I always knew there was another baby. A baby who came before me but didn't. A baby boy that Mom had already named Ryan Drew.
From the time I was a young child, Mom told me about him. I could almost picture him. Curled up for eternity in the fetal position, a splash of light brown peach fuzz on his head and sleep-closed eyes. Always underwater. Always in the womb. Floating peacefully.
His story was a sad one, and I listened solemnly. As I grew older—9, 10, 11, 12—Mom spoke of the D&C, her depression, and the way no one talks about miscarriage. I pictured her crying over an empty crib that my older brother Jordan was too big to use. A crib just waiting for another baby.

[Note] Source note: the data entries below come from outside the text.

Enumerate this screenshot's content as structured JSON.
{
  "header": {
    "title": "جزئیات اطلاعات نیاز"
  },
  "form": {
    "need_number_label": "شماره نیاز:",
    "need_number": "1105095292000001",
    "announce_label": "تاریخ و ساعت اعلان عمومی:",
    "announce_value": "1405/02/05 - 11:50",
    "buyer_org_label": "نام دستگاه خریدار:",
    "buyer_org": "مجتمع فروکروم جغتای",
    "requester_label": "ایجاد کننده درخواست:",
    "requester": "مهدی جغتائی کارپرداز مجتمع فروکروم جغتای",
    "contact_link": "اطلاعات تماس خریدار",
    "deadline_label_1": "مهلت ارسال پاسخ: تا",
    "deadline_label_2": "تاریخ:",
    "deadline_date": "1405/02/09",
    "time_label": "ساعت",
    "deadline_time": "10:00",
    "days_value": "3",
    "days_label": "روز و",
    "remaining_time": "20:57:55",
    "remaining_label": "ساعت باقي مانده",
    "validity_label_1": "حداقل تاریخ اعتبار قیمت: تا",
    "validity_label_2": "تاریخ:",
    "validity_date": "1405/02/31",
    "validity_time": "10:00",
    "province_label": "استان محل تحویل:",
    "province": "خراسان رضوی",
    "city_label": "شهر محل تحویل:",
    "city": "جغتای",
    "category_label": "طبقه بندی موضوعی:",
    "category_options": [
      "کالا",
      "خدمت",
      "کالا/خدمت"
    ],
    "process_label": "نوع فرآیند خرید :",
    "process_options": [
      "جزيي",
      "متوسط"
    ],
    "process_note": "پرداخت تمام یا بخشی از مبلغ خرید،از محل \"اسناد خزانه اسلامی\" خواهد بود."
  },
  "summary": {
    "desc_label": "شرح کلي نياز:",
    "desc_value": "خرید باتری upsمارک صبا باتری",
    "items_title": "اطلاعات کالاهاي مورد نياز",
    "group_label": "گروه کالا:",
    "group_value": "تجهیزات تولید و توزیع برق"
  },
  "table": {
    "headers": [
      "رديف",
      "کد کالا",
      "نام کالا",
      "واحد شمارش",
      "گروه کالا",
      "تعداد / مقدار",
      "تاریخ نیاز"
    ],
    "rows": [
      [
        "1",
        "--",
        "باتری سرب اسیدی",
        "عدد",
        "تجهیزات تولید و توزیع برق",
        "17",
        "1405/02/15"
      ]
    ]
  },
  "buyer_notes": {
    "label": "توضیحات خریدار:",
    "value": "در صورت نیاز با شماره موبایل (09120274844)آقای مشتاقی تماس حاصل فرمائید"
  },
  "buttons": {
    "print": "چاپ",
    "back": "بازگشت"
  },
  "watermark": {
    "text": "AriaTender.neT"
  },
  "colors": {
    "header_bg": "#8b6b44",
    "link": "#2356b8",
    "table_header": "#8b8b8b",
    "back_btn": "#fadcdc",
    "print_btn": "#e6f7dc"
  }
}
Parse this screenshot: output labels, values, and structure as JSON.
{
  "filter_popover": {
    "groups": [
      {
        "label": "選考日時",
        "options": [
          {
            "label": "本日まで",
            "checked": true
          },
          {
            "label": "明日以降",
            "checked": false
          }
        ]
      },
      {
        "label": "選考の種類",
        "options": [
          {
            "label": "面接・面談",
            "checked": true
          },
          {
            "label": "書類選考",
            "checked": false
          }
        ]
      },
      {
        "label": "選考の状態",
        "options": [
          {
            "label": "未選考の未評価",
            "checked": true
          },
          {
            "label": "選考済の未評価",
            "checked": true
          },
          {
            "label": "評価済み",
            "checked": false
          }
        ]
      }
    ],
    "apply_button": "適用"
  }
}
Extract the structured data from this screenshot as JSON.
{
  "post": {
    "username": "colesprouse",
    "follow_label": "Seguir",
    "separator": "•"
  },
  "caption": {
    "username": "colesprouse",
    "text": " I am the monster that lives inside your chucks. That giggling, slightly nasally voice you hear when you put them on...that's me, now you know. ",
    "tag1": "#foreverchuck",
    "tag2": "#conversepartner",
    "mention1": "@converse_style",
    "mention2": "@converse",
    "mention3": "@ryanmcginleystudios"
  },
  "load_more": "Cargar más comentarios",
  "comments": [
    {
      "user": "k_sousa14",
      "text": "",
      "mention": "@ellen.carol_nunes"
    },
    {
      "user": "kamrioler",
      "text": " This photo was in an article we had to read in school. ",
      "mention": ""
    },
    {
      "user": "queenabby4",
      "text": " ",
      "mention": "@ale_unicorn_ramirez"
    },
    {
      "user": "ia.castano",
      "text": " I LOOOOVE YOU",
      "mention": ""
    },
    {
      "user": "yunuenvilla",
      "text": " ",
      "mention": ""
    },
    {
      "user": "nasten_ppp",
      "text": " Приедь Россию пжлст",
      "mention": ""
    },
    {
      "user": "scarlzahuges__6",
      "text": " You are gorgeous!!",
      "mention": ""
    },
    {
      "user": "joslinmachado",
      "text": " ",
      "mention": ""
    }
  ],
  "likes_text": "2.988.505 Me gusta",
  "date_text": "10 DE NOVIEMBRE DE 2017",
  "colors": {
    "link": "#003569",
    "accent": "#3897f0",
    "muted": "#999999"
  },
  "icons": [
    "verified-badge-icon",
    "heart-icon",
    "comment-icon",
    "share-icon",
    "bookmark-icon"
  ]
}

Mom's doctor told her that she'd be very fertile after the "miss," as she called it. Sure enough, just a few months later, she discovered she was pregnant with me.
That was Mom's angle in telling me the story. "If we hadn’t lost him, we wouldn't have had you," she'd say with a loving smile. I grew up knowing I was her happy ending—and not just that, I was powerful enough to cure her sadness. It seemed only fitting that she would nickname me "Missy" or "Miss." I brought life back to that terrible word.
In my twenties, a friend went through her own miscarriage. “Hang on,” I interrupted her, bursting to share my good news, which I was certain would be a revelation. "My mom had a miscarriage before me... and then she had me!" I was met with a terse nod and the briefest of smiles. She was still in the sadness, staring down at the empty crib. She hadn't yet graduated to the happy part where she meets her "me." (Though she did—a little boy with golden hair—a few years later.)
So I guess I'm here to tell you it's okay if you can't see me yet. If you can't even allow yourself to fathom that I exist. I just want you to know I'm here, and that there is someone who will be your happy ending. It may be a baby that you conceive or have through IVF or adopt. Or your happy ending may be the unlimited love you find in your spouse, or the warmth you feel from your best friend or your mom. It might be a favorite niece or nephew, on whom you always go overboard on Christmas. Perhaps it’s a litter of huskies that you raise as your own, or an apartment filled with 32 plants that you water religiously. But I have no doubt it is there for you, just waiting to be discovered.